Ideally, to achieve the highest level of authenticity for this event, participants would find themselves bringing two jackets, a "type II
North Carolina Depot pattern jacket in jean cloth, satinette or cassimere and one in blue grey kersey. Realistically speaking, however, this
may be too costly an endeavor for most. Therefore, participants are encouraged to obtain the N.C. jacket in jean cloth and also bring a Richmond
Depot jacket (with or without epaulets and belt loops) of blue grey kersey.
The construction of the North Carolina Depot pattern jacket is of a four-piece body and one- piece sleeves. This jacket can be purchased in jean
cloth from Ben Tart at www.bentart.com/ or from North State Haberdashery at www.nshaberdashery.com/ . To assist you in this endeavor,
Craig Schneider is also planning a limited run of these jackets. Contact him for details at email@example.com . In addition, a deal has been struck
with Rex Hovey of North State Haberdashery. Rex is offering a 10% discount on orders of five or more jackets. You must contact Phil Maddox at
Popeswb@comcast.net for further details before ordering (there is a form that you will need).
Preferred: North Carolina Depot "type II" jacket in jean cloth, satinette, or cassimere and, if available, bring a N.C. or Richmond Depot jacket in blue grey kersey.
Acceptable: A North Carolina Depot "type II" jacket in either jean cloth, satinette or cassimere or one in blue grey kersey.
Allowed: A Richmond Depot "type II" jacket in jean cloth, satinette or cassimere or one in blue grey kersey.
- Trousers -
Preferred: "Richmond Depot" trousers constructed of royal blue kersey material. There are several surviving trousers in the Museum of the Confederacy
constructed from light blue kersey material. The Pender, Goodwin, Redwood, and Brooke trousers are examples. Craig Schneider makes a very accurate pair
of trousers using royal blue kersey material and is willing to make a limited run. Contact him at firstname.lastname@example.org . If you have a pair of any
documented military or civilian pattern in jean cloth, satinette, or cassimere, bring them also.
Acceptable: Any documented military or civilian pattern in jean, satinette, or cassimere.
- Hat -
Preferred: Slouch hat, properly blocked with ribbon bound brim. This is to include the English import or "Beard" hat.
Acceptable: Kepi (blue-grey kersey or jean cloth material)
- Shirt -
Preferred: CS cotton issue shirt. Examples- The Hollyday, Beam, Campbell, Selden, the "Louisiana" shirt may be CS issue as well.
Acceptable: Civilian shirt of correct materials, pattern and construction.
- Shoes -
Preferred: British import shoes.
Acceptable: Domestic CS issue shoes, or civilian styles.
- Socks -
Preferred: CS issue cotton socks or civilian pattern wool socks.
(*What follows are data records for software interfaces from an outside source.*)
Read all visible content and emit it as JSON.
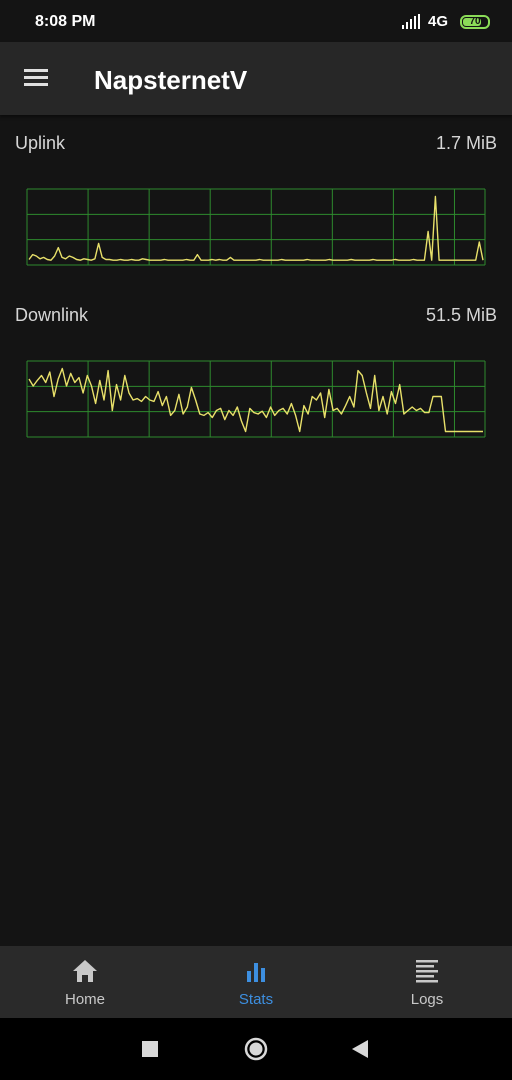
{
  "status_bar": {
    "time": "8:08 PM",
    "network": "4G",
    "battery_level": "70",
    "battery_color": "#8bdc58"
  },
  "app_bar": {
    "title": "NapsternetV",
    "menu_icon": "hamburger-menu-icon"
  },
  "stats": {
    "uplink": {
      "label": "Uplink",
      "value": "1.7 MiB",
      "trace": [
        0.05,
        0.12,
        0.1,
        0.06,
        0.08,
        0.05,
        0.04,
        0.1,
        0.22,
        0.08,
        0.06,
        0.1,
        0.08,
        0.05,
        0.04,
        0.06,
        0.05,
        0.04,
        0.06,
        0.28,
        0.08,
        0.05,
        0.05,
        0.04,
        0.04,
        0.05,
        0.04,
        0.04,
        0.05,
        0.04,
        0.04,
        0.06,
        0.05,
        0.04,
        0.04,
        0.04,
        0.04,
        0.05,
        0.04,
        0.04,
        0.04,
        0.04,
        0.04,
        0.05,
        0.04,
        0.04,
        0.12,
        0.04,
        0.04,
        0.04,
        0.05,
        0.04,
        0.05,
        0.04,
        0.04,
        0.08,
        0.04,
        0.04,
        0.04,
        0.04,
        0.04,
        0.04,
        0.04,
        0.05,
        0.04,
        0.04,
        0.04,
        0.04,
        0.04,
        0.05,
        0.04,
        0.04,
        0.04,
        0.04,
        0.04,
        0.04,
        0.05,
        0.04,
        0.04,
        0.04,
        0.04,
        0.04,
        0.05,
        0.04,
        0.04,
        0.04,
        0.04,
        0.04,
        0.05,
        0.04,
        0.04,
        0.04,
        0.04,
        0.04,
        0.05,
        0.04,
        0.04,
        0.04,
        0.04,
        0.04,
        0.05,
        0.04,
        0.04,
        0.04,
        0.04,
        0.05,
        0.04,
        0.04,
        0.04,
        0.45,
        0.04,
        0.95,
        0.04,
        0.04,
        0.04,
        0.04,
        0.04,
        0.04,
        0.04,
        0.04,
        0.04,
        0.04,
        0.04,
        0.3,
        0.04
      ],
      "line_color": "#e8e06a",
      "grid_color": "#2e8a2e"
    },
    "downlink": {
      "label": "Downlink",
      "value": "51.5 MiB",
      "trace": [
        0.8,
        0.7,
        0.78,
        0.85,
        0.75,
        0.9,
        0.55,
        0.8,
        0.95,
        0.7,
        0.88,
        0.75,
        0.82,
        0.6,
        0.85,
        0.7,
        0.45,
        0.78,
        0.5,
        0.92,
        0.35,
        0.72,
        0.5,
        0.85,
        0.6,
        0.5,
        0.52,
        0.48,
        0.55,
        0.5,
        0.48,
        0.62,
        0.42,
        0.55,
        0.28,
        0.35,
        0.58,
        0.3,
        0.4,
        0.68,
        0.5,
        0.3,
        0.28,
        0.32,
        0.25,
        0.35,
        0.38,
        0.22,
        0.35,
        0.28,
        0.4,
        0.2,
        0.05,
        0.38,
        0.32,
        0.3,
        0.34,
        0.25,
        0.4,
        0.28,
        0.35,
        0.38,
        0.3,
        0.45,
        0.28,
        0.05,
        0.42,
        0.3,
        0.55,
        0.5,
        0.6,
        0.25,
        0.65,
        0.35,
        0.38,
        0.3,
        0.42,
        0.55,
        0.4,
        0.92,
        0.85,
        0.6,
        0.38,
        0.85,
        0.35,
        0.55,
        0.3,
        0.62,
        0.45,
        0.72,
        0.3,
        0.35,
        0.4,
        0.35,
        0.38,
        0.32,
        0.32,
        0.55,
        0.55,
        0.55,
        0.05,
        0.05,
        0.05,
        0.05,
        0.05,
        0.05,
        0.05,
        0.05,
        0.05,
        0.05
      ],
      "line_color": "#e8e06a",
      "grid_color": "#2e8a2e"
    }
  },
  "bottom_nav": {
    "items": [
      {
        "label": "Home",
        "icon": "home-icon",
        "active": false
      },
      {
        "label": "Stats",
        "icon": "stats-bar-chart-icon",
        "active": true
      },
      {
        "label": "Logs",
        "icon": "logs-list-icon",
        "active": false
      }
    ],
    "active_color": "#3d8fe0"
  },
  "system_nav": {
    "buttons": [
      "recents-square-icon",
      "home-circle-icon",
      "back-triangle-icon"
    ]
  }
}
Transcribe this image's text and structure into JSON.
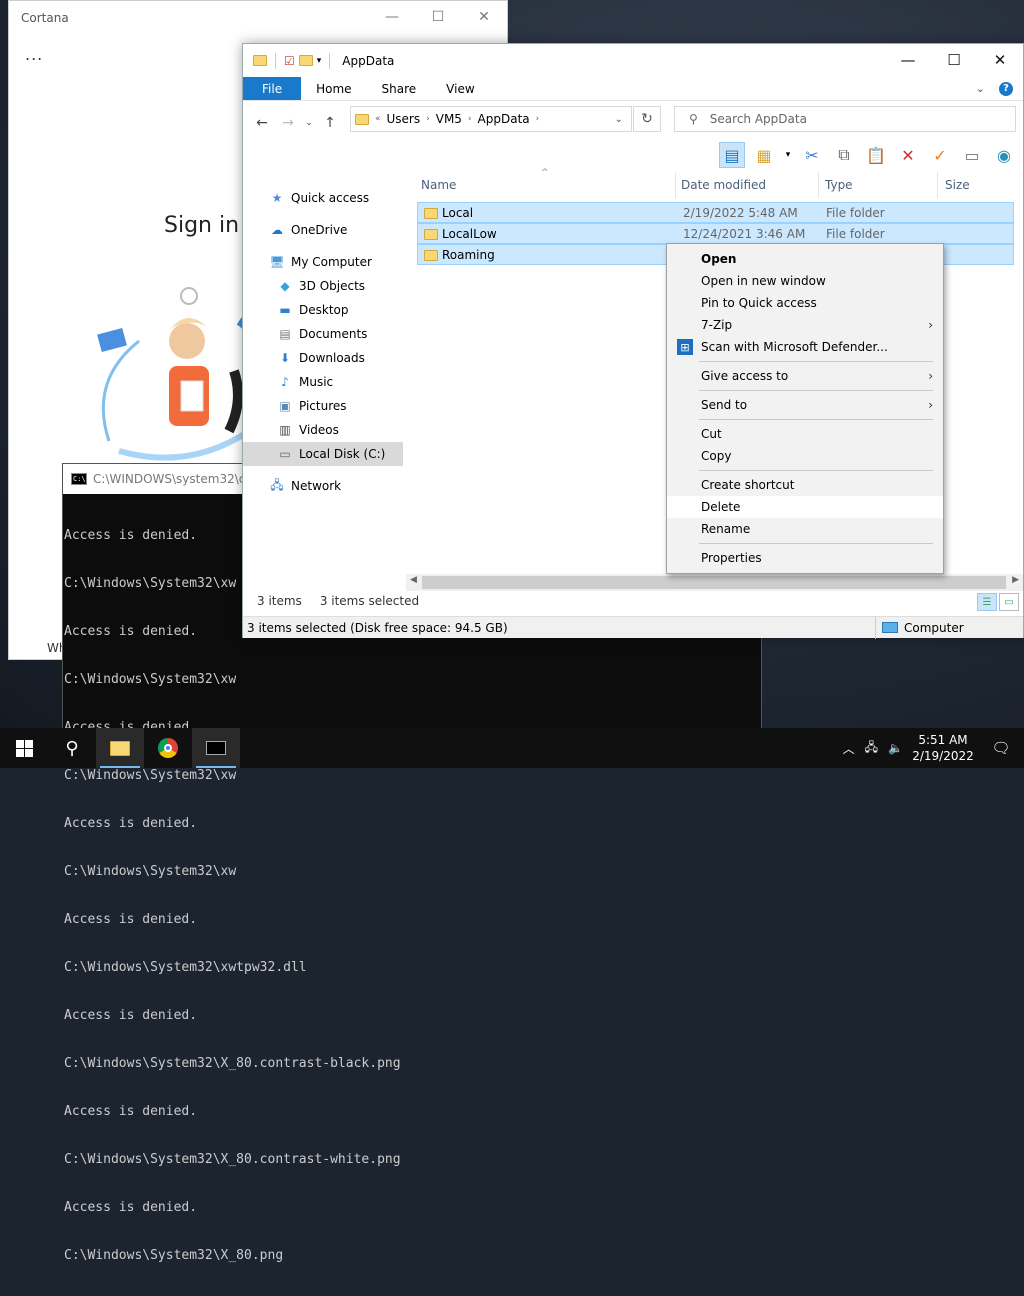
{
  "cortana": {
    "title": "Cortana",
    "more": "...",
    "sign_in": "Sign in",
    "who_text": "Wh"
  },
  "cmd": {
    "title": "C:\\WINDOWS\\system32\\cm",
    "lines": [
      "Access is denied.",
      "C:\\Windows\\System32\\xw",
      "Access is denied.",
      "C:\\Windows\\System32\\xw",
      "Access is denied.",
      "C:\\Windows\\System32\\xw",
      "Access is denied.",
      "C:\\Windows\\System32\\xw",
      "Access is denied.",
      "C:\\Windows\\System32\\xwtpw32.dll",
      "Access is denied.",
      "C:\\Windows\\System32\\X_80.contrast-black.png",
      "Access is denied.",
      "C:\\Windows\\System32\\X_80.contrast-white.png",
      "Access is denied.",
      "C:\\Windows\\System32\\X_80.png"
    ]
  },
  "explorer": {
    "title": "AppData",
    "ribbon_tabs": [
      "File",
      "Home",
      "Share",
      "View"
    ],
    "breadcrumb": [
      "Users",
      "VM5",
      "AppData"
    ],
    "breadcrumb_prefix": "«",
    "search_placeholder": "Search AppData",
    "nav": {
      "quick_access": "Quick access",
      "onedrive": "OneDrive",
      "my_computer": "My Computer",
      "objects3d": "3D Objects",
      "desktop": "Desktop",
      "documents": "Documents",
      "downloads": "Downloads",
      "music": "Music",
      "pictures": "Pictures",
      "videos": "Videos",
      "local_disk": "Local Disk (C:)",
      "network": "Network"
    },
    "columns": [
      "Name",
      "Date modified",
      "Type",
      "Size"
    ],
    "files": [
      {
        "name": "Local",
        "date": "2/19/2022 5:48 AM",
        "type": "File folder"
      },
      {
        "name": "LocalLow",
        "date": "12/24/2021 3:46 AM",
        "type": "File folder"
      },
      {
        "name": "Roaming",
        "date": "",
        "type": ""
      }
    ],
    "status_items": "3 items",
    "status_selected": "3 items selected",
    "details_bar": "3 items selected (Disk free space: 94.5 GB)",
    "details_location": "Computer"
  },
  "context_menu": {
    "items": [
      {
        "label": "Open",
        "bold": true
      },
      {
        "label": "Open in new window"
      },
      {
        "label": "Pin to Quick access"
      },
      {
        "label": "7-Zip",
        "submenu": true
      },
      {
        "label": "Scan with Microsoft Defender..."
      },
      {
        "label": "Give access to",
        "submenu": true
      },
      {
        "label": "Send to",
        "submenu": true
      },
      {
        "label": "Cut"
      },
      {
        "label": "Copy"
      },
      {
        "label": "Create shortcut"
      },
      {
        "label": "Delete"
      },
      {
        "label": "Rename"
      },
      {
        "label": "Properties"
      }
    ]
  },
  "taskbar": {
    "time": "5:51 AM",
    "date": "2/19/2022"
  },
  "colors": {
    "accent": "#1979ca",
    "selection": "#cce8ff"
  }
}
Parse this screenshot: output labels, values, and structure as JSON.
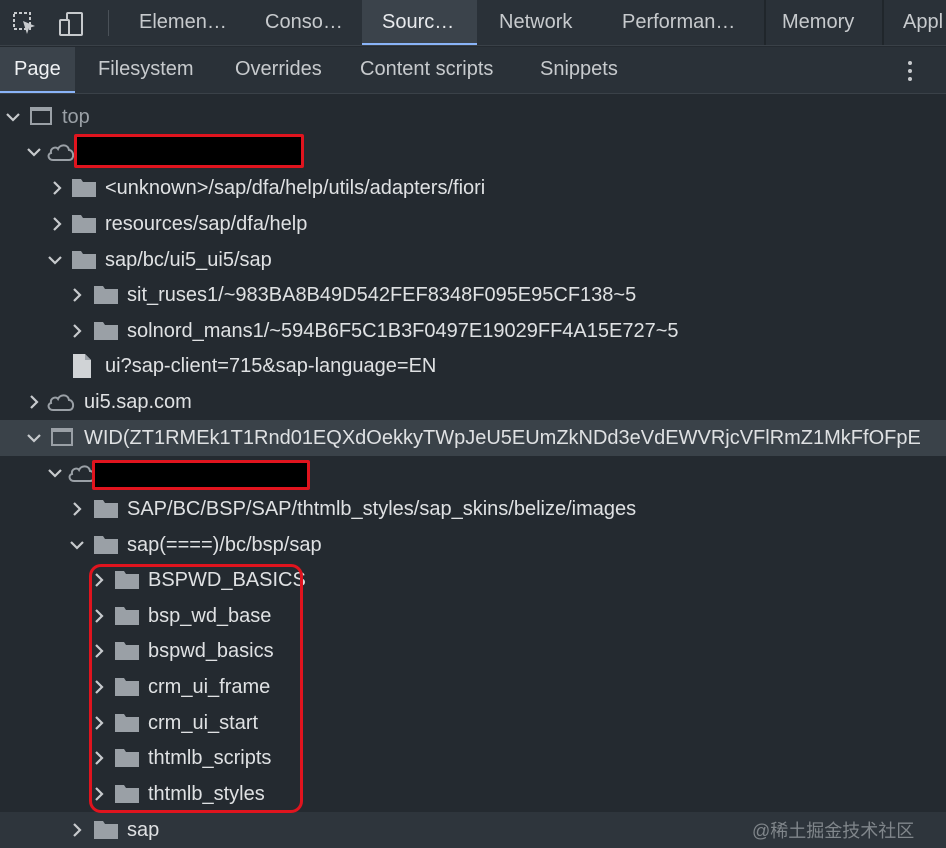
{
  "tabs": [
    "Elemen…",
    "Conso…",
    "Sourc…",
    "Network",
    "Performan…",
    "Memory",
    "Appl"
  ],
  "subtabs": [
    "Page",
    "Filesystem",
    "Overrides",
    "Content scripts",
    "Snippets"
  ],
  "tree": {
    "top": "top",
    "folder_a1": "<unknown>/sap/dfa/help/utils/adapters/fiori",
    "folder_a2": "resources/sap/dfa/help",
    "folder_a3": "sap/bc/ui5_ui5/sap",
    "folder_a3_1": "sit_ruses1/~983BA8B49D542FEF8348F095E95CF138~5",
    "folder_a3_2": "solnord_mans1/~594B6F5C1B3F0497E19029FF4A15E727~5",
    "file_a4": "ui?sap-client=715&sap-language=EN",
    "origin_ui5": "ui5.sap.com",
    "frame_wid": "WID(ZT1RMEk1T1Rnd01EQXdOekkyTWpJeU5EUmZkNDd3eVdEWVRjcVFlRmZ1MkFfOFpE",
    "folder_b1": "SAP/BC/BSP/SAP/thtmlb_styles/sap_skins/belize/images",
    "folder_b2": "sap(====)/bc/bsp/sap",
    "children": [
      "BSPWD_BASICS",
      "bsp_wd_base",
      "bspwd_basics",
      "crm_ui_frame",
      "crm_ui_start",
      "thtmlb_scripts",
      "thtmlb_styles"
    ],
    "folder_b3": "sap"
  },
  "watermark": "@稀土掘金技术社区"
}
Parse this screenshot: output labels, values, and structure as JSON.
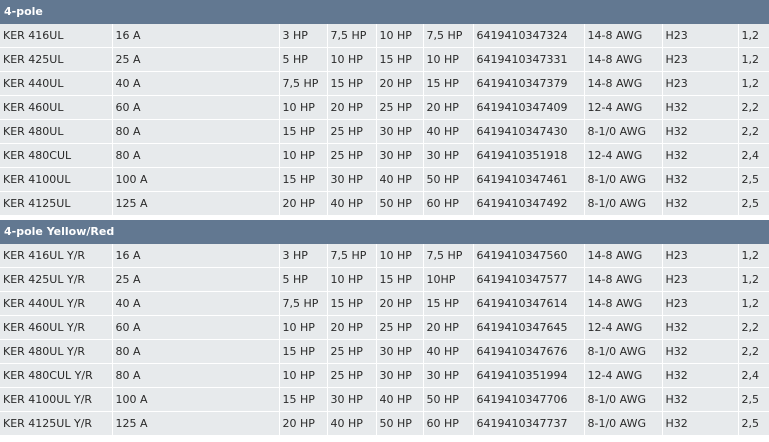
{
  "sections": [
    {
      "title": "4-pole",
      "rows": [
        [
          "KER 416UL",
          "16 A",
          "3 HP",
          "7,5 HP",
          "10 HP",
          "7,5 HP",
          "6419410347324",
          "14-8 AWG",
          "H23",
          "1,2"
        ],
        [
          "KER 425UL",
          "25 A",
          "5 HP",
          "10 HP",
          "15 HP",
          "10 HP",
          "6419410347331",
          "14-8 AWG",
          "H23",
          "1,2"
        ],
        [
          "KER 440UL",
          "40 A",
          "7,5 HP",
          "15 HP",
          "20 HP",
          "15 HP",
          "6419410347379",
          "14-8 AWG",
          "H23",
          "1,2"
        ],
        [
          "KER 460UL",
          "60 A",
          "10 HP",
          "20 HP",
          "25 HP",
          "20 HP",
          "6419410347409",
          "12-4 AWG",
          "H32",
          "2,2"
        ],
        [
          "KER 480UL",
          "80 A",
          "15 HP",
          "25 HP",
          "30 HP",
          "40 HP",
          "6419410347430",
          "8-1/0 AWG",
          "H32",
          "2,2"
        ],
        [
          "KER 480CUL",
          "80 A",
          "10 HP",
          "25 HP",
          "30 HP",
          "30 HP",
          "6419410351918",
          "12-4 AWG",
          "H32",
          "2,4"
        ],
        [
          "KER 4100UL",
          "100 A",
          "15 HP",
          "30 HP",
          "40 HP",
          "50 HP",
          "6419410347461",
          "8-1/0 AWG",
          "H32",
          "2,5"
        ],
        [
          "KER 4125UL",
          "125 A",
          "20 HP",
          "40 HP",
          "50 HP",
          "60 HP",
          "6419410347492",
          "8-1/0 AWG",
          "H32",
          "2,5"
        ]
      ]
    },
    {
      "title": "4-pole Yellow/Red",
      "rows": [
        [
          "KER 416UL Y/R",
          "16 A",
          "3 HP",
          "7,5 HP",
          "10 HP",
          "7,5 HP",
          "6419410347560",
          "14-8 AWG",
          "H23",
          "1,2"
        ],
        [
          "KER 425UL Y/R",
          "25 A",
          "5 HP",
          "10 HP",
          "15 HP",
          "10HP",
          "6419410347577",
          "14-8 AWG",
          "H23",
          "1,2"
        ],
        [
          "KER 440UL Y/R",
          "40 A",
          "7,5 HP",
          "15 HP",
          "20 HP",
          "15 HP",
          "6419410347614",
          "14-8 AWG",
          "H23",
          "1,2"
        ],
        [
          "KER 460UL Y/R",
          "60 A",
          "10 HP",
          "20 HP",
          "25 HP",
          "20 HP",
          "6419410347645",
          "12-4 AWG",
          "H32",
          "2,2"
        ],
        [
          "KER 480UL Y/R",
          "80 A",
          "15 HP",
          "25 HP",
          "30 HP",
          "40 HP",
          "6419410347676",
          "8-1/0 AWG",
          "H32",
          "2,2"
        ],
        [
          "KER 480CUL Y/R",
          "80 A",
          "10 HP",
          "25 HP",
          "30 HP",
          "30 HP",
          "6419410351994",
          "12-4 AWG",
          "H32",
          "2,4"
        ],
        [
          "KER 4100UL Y/R",
          "100 A",
          "15 HP",
          "30 HP",
          "40 HP",
          "50 HP",
          "6419410347706",
          "8-1/0 AWG",
          "H32",
          "2,5"
        ],
        [
          "KER 4125UL Y/R",
          "125 A",
          "20 HP",
          "40 HP",
          "50 HP",
          "60 HP",
          "6419410347737",
          "8-1/0 AWG",
          "H32",
          "2,5"
        ]
      ]
    }
  ]
}
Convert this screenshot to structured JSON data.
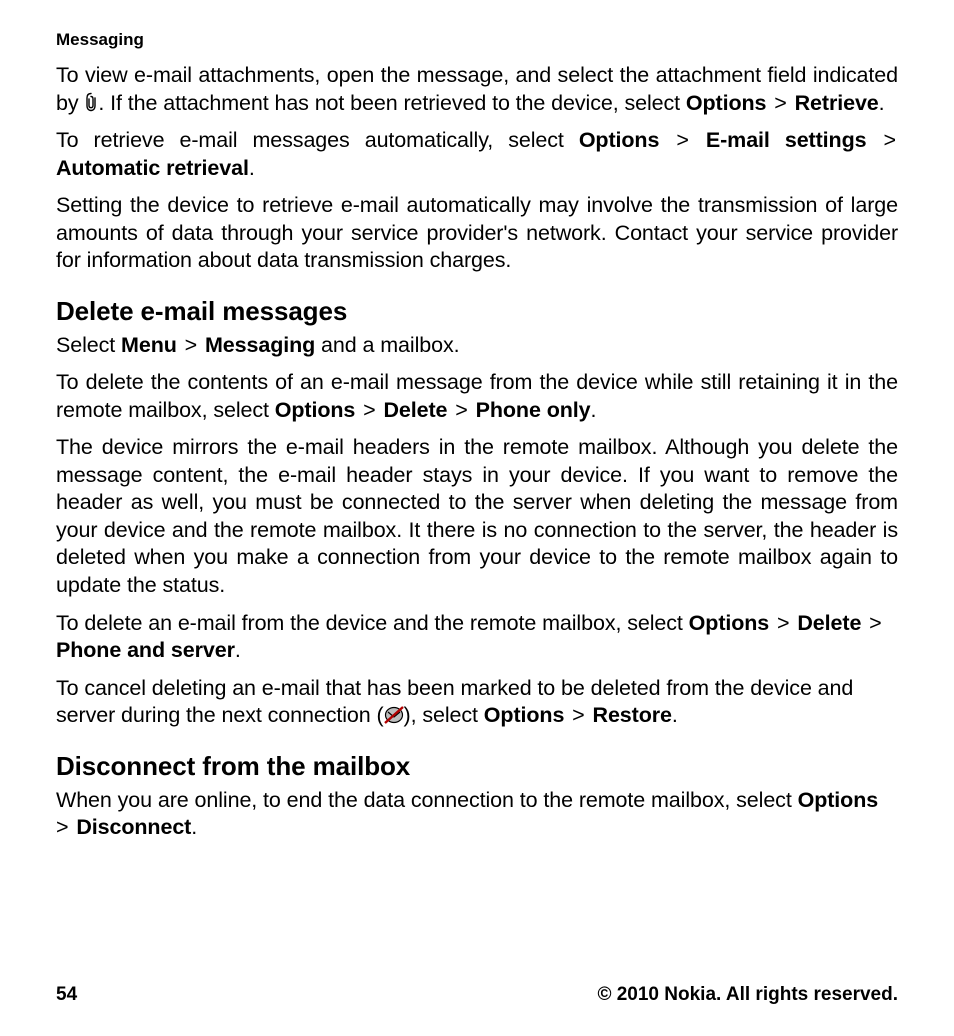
{
  "header": {
    "title": "Messaging"
  },
  "intro": {
    "p1a": "To view e-mail attachments, open the message, and select the attachment field indicated by ",
    "p1b": ". If the attachment has not been retrieved to the device, select ",
    "p1_options": "Options",
    "p1_gt": " > ",
    "p1_retrieve": "Retrieve",
    "p1_end": ".",
    "p2a": "To retrieve e-mail messages automatically, select ",
    "p2_options": "Options",
    "p2_gt1": " > ",
    "p2_emailsettings": "E-mail settings",
    "p2_gt2": " > ",
    "p2_autoretrieval": "Automatic retrieval",
    "p2_end": ".",
    "p3": "Setting the device to retrieve e-mail automatically may involve the transmission of large amounts of data through your service provider's network. Contact your service provider for information about data transmission charges."
  },
  "section1": {
    "heading": "Delete e-mail messages",
    "p1a": "Select ",
    "p1_menu": "Menu",
    "p1_gt": " > ",
    "p1_messaging": "Messaging",
    "p1b": " and a mailbox.",
    "p2a": "To delete the contents of an e-mail message from the device while still retaining it in the remote mailbox, select ",
    "p2_options": "Options",
    "p2_gt1": " > ",
    "p2_delete": "Delete",
    "p2_gt2": " > ",
    "p2_phoneonly": "Phone only",
    "p2_end": ".",
    "p3": "The device mirrors the e-mail headers in the remote mailbox. Although you delete the message content, the e-mail header stays in your device. If you want to remove the header as well, you must be connected to the server when deleting the message from your device and the remote mailbox. It there is no connection to the server, the header is deleted when you make a connection from your device to the remote mailbox again to update the status.",
    "p4a": "To delete an e-mail from the device and the remote mailbox, select ",
    "p4_options": "Options",
    "p4_gt1": " > ",
    "p4_delete": "Delete",
    "p4_gt2": " > ",
    "p4_phoneserver": "Phone and server",
    "p4_end": ".",
    "p5a": "To cancel deleting an e-mail that has been marked to be deleted from the device and server during the next connection (",
    "p5b": "), select ",
    "p5_options": "Options",
    "p5_gt": " > ",
    "p5_restore": "Restore",
    "p5_end": "."
  },
  "section2": {
    "heading": "Disconnect from the mailbox",
    "p1a": "When you are online, to end the data connection to the remote mailbox, select ",
    "p1_options": "Options",
    "p1_gt": " > ",
    "p1_disconnect": "Disconnect",
    "p1_end": "."
  },
  "footer": {
    "page": "54",
    "copyright": "© 2010 Nokia. All rights reserved."
  }
}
- Underdrawers -
Preferred: CS issue or civilian underdrawers of correct materials, pattern and construction.
Arms and Accoutrements
- Firearm -
Preferred: Defarbed P1853 Enfield rifle-musket with appropriate bayonet.
Acceptable: Defarbed US M1861 rifle-musket with appropriate bayonet.
- Cartridge Box -
Preferred: A CS issue .58 caliber cartridge box, imported or domestic, with or without sling. English pattern box is an excellent choice.
Boxes must have appropriate tins.
- Cap Pouch -
Preferred: CS issue cap pouch. English pattern pouch is an excellent choice.
- Bayonet Scabbard -
Preferred: CS issue scabbard, imported or domestic. Examples- CS with lead or sewn final. English pattern is an excellent choice
- Waist Belt -
Preferred: CS issue, non descript belts. Examples- single or double roller, "Georgia" frame, "forked tongue", etc. An English "Snake"
belt is an excellent choice.
Carriage and Shelter
- Haversack -
Preferred: CS issue cotton or painted cloth. Examples- Bailey, Alexander bags.
- Canteen -
Preferred: CS tin drum (should predominate) or Gardner pattern wooden canteens.
- Knapsack -
Preferred: CS issue, imported or domestic. Examples- CS single bag, or "Mexican War" style- Johnston, Kibbler , etc. Imported Enfield style
or "Trotter" knapsacks.
Acceptable: Blanket roll or "short" roll.
- Blanket -
Preferred: NC state issue, CS issue or "Imported" blanket. Examples- the "Gettysburg", the "Mahone" or Brooke blankets.
Acceptable: Civilian blanket.
- Ground Cloth -
Preferred: CS issue ground cloths or shelter halves. If a mess wants to carry a tent fly, that's fine as well.